No one I spoke with took an orthodox business approach to heading a business—perhaps least of all John De Witt (B.S. '57, M.S. '58, choral conducting), who has been legally blind since age 10. A choral conductor in New York after graduating from Juilliard, he volunteered in the library at radio station WBAI and then took an on-air job at WRVR (which was owned by Riverside Church until 1977) to supplement his income. His ear, voice, and musical knowledge took him up the radio ladder to networks and then to his own station in Chicago. "Besides getting to know a lot of musicians—such as Burt Bacharach, Richard and Karen Carpenter—I must have been picking up business skills because I had to sell [ad time] and manage a staff," he recalls. He later used those skills in a marketing position with the National Foundation for the Blind. Eventually he decided he could do a better job than they did with products to aid the visually impaired. "I thought I could help people in ways they couldn't, and that's when I decided to start my own company," he says. De Witt and Associates, headquartered in New Jersey, offers assistive technology training and support services nationwide, working with nearly all software and hardware products used by blind and low-vision consumers. His clients have included Amtrak, MetLife, Columbia University, and the U.S. Department of Veterans Affairs. De Witt has influenced both product development and legislation that have greatly improved quality of life for the visually disabled.

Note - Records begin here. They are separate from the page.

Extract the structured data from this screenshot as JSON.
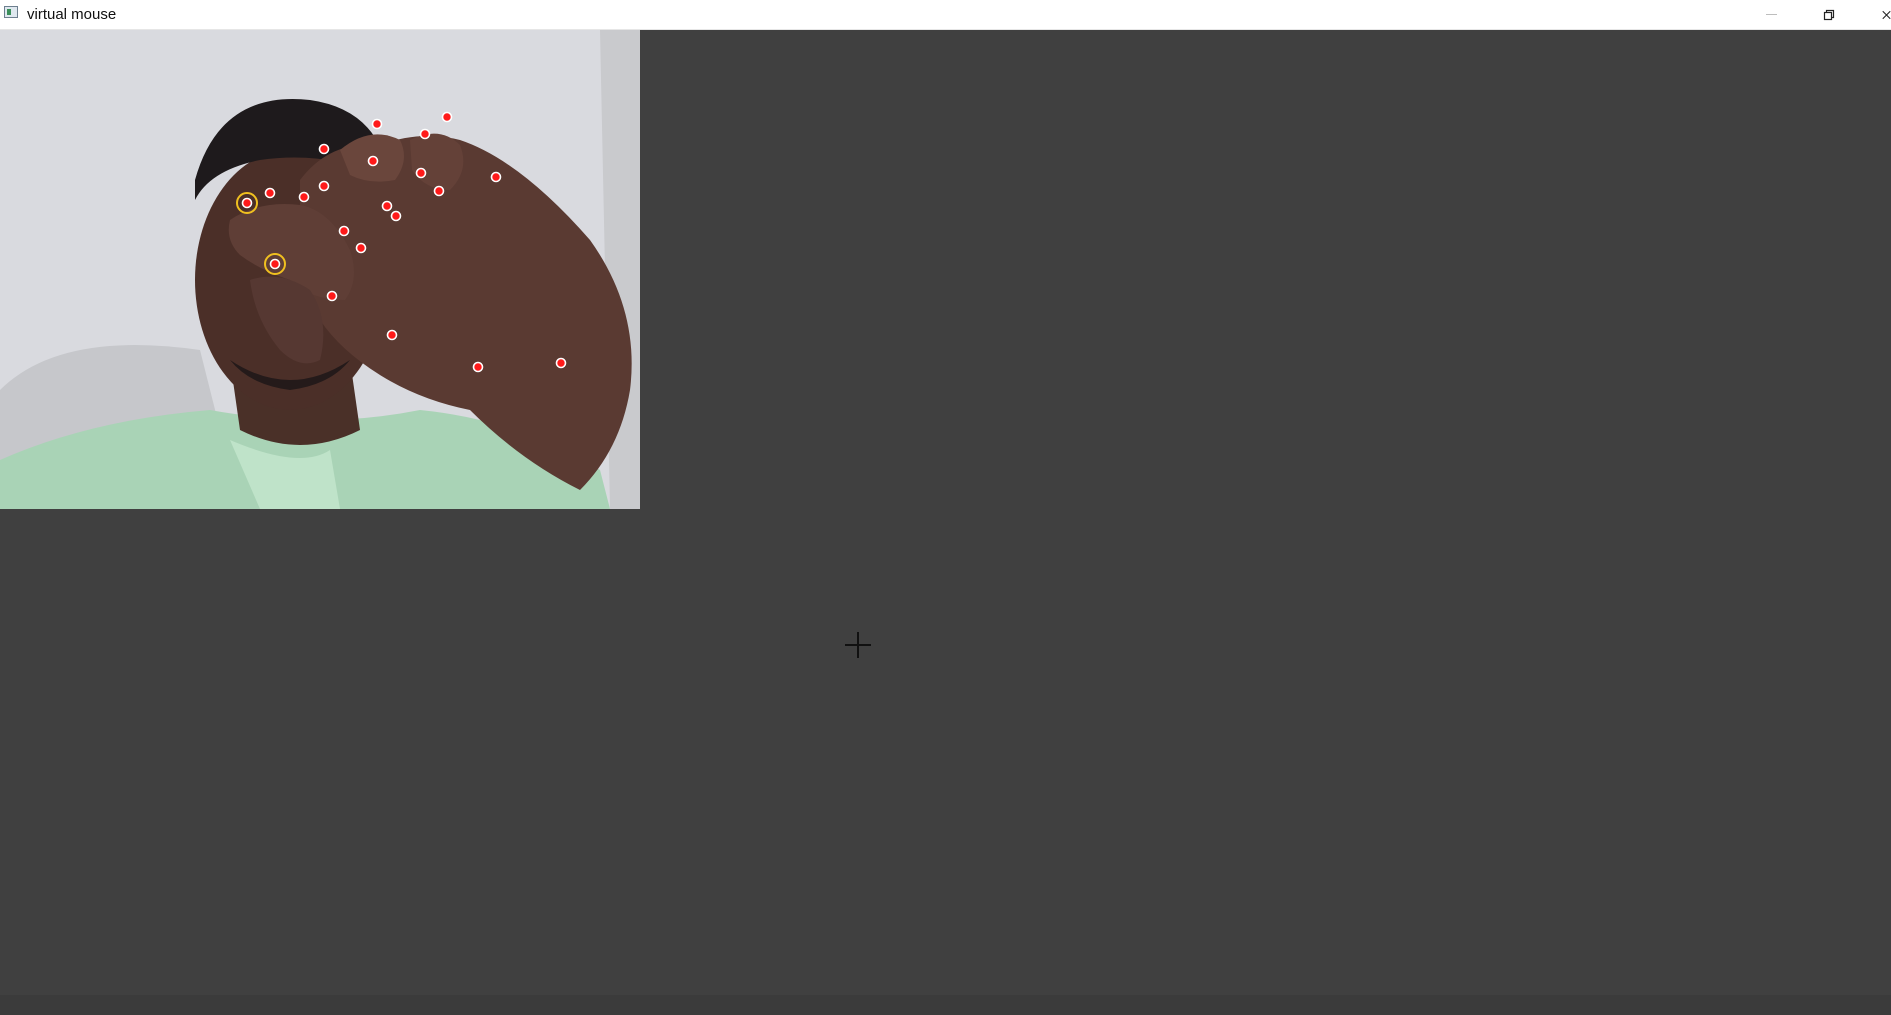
{
  "window": {
    "title": "virtual mouse",
    "icons": {
      "app": "app-window-icon",
      "minimize": "minimize-icon",
      "maximize": "restore-icon",
      "close": "close-icon"
    }
  },
  "camera": {
    "description_icon": "webcam-feed",
    "landmark_color": "#ff0000",
    "highlight_color": "#f0c020",
    "landmark_count": 21,
    "highlighted_landmarks": 2
  },
  "colors": {
    "canvas_background": "#404040",
    "titlebar_background": "#ffffff"
  }
}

"I started with $1,000 in stock in a bedroom office, and now we are a marginally profitable company with 19 employees," he says. "I believe in exploring life with whatever you've got to explore it with. I've done it by always using my vision loss creatively—whether with music or computers. I guess I am a person of dreams." He pauses. "Don't ever be afraid to follow your dreams."